Six mystery clocks, one of each type Robert-Houdin made, appear together at Potter & Potter June 8

CHICAGO – Examples of all six of the mystery clocks created by Jean-Eugène Robert-Houdin (1805-71) come for sale at Potter & Potter Auctions on June 8. A total of six clocks by the 19th century French magician and horologist form part of the personal collection of dealer and seeker of the unusual Peter Hackhofer.

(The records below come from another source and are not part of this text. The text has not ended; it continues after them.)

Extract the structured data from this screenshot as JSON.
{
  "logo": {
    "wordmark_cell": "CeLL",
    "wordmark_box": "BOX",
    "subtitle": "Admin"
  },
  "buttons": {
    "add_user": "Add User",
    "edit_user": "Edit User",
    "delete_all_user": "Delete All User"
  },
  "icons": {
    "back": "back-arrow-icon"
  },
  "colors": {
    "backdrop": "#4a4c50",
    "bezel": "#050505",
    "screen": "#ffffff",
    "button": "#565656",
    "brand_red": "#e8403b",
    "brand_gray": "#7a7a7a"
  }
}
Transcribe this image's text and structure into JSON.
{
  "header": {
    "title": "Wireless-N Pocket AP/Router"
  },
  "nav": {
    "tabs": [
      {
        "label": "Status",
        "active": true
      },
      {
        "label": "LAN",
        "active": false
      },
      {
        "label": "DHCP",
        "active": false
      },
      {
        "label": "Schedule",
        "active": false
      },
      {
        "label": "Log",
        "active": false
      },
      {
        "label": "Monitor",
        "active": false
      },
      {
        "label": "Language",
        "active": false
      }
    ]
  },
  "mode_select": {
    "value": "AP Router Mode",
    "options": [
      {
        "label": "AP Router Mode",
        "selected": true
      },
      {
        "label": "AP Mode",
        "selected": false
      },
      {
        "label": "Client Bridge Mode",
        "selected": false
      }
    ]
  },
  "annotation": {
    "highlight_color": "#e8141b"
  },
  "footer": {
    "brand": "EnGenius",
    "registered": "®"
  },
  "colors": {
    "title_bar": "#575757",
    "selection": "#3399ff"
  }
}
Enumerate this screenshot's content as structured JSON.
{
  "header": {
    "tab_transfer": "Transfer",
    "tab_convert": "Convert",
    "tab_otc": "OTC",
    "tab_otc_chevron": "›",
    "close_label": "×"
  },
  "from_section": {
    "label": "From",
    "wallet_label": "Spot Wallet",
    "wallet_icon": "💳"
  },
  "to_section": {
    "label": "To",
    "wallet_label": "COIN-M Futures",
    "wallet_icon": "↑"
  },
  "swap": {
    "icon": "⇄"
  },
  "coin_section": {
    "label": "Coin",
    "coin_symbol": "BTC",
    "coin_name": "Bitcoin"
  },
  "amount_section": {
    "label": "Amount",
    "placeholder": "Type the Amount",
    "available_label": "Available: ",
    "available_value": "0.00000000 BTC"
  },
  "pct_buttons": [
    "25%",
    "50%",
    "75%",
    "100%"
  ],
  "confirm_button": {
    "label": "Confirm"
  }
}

The genius that was Jean Eugene Robert-Houdin began to develop the very first mystery clocks around 1830. As discussed by Derek Roberts in Mystery, Novelty & Fantasy Clocks, Houdin produced six distinct types of mystery clock at his workshop in Blois, all operating with no visible connection between the hands and the mechanism.

Many speculated these were driven by the relatively new science of electromagnetism. In fact, all used optical tricks to conceal twin-train striking movements. Each model took the illusion further.

Robert-Houdin’s first mystery clock, an instant success when first exhibited in London and Paris in the 1830s, was titled La Fleur Mysterieuse. With an enamel circular dial creating the illusion of a clock working without power was relatively simple. The example here, with its mechanism cleverly concealed within a patinated bronze support modelled as a griffin, has a guide of $12,000-$18,000.

Later developments were more complex. Viewers were left to guess at how the hands of a clock could turn and kept good time when the dial was made of clear glass. They worked via the ingenious rotation of a glass sheet and a toothed rim to move the hands.

A Series 2 clock circa 1835-1840 with a single hand to the glass dial is estimated at $15,000-$25,000 while a Series 3 clock circa 1840-1845 with its dial supported by a clear glass tube is expected to bring $30,000-$40,000.

As the name suggests, Robert-Houdin’s Series 4 or triple mystery clock contains three puzzles: a glass dial with two arrow-shaped hands apparently moving independently; a glass pillar with no means of transmitting propulsion and, finally, no apparent connection between the gears in the pedestal and the clock itself. Peter Hackhofer owned a particularly fine example dated circa 1850 that is estimated at $50,000-$70,000.

Robert-Houdin thought his circular dial clocks were losing their allure and developed the square-dial model which works by using several layers of glass to the dial and minute oscillations produced by a cam and rod. There are two versions of this model (Series 5 and Series 6) that are guided at $20,000-$30,000 each.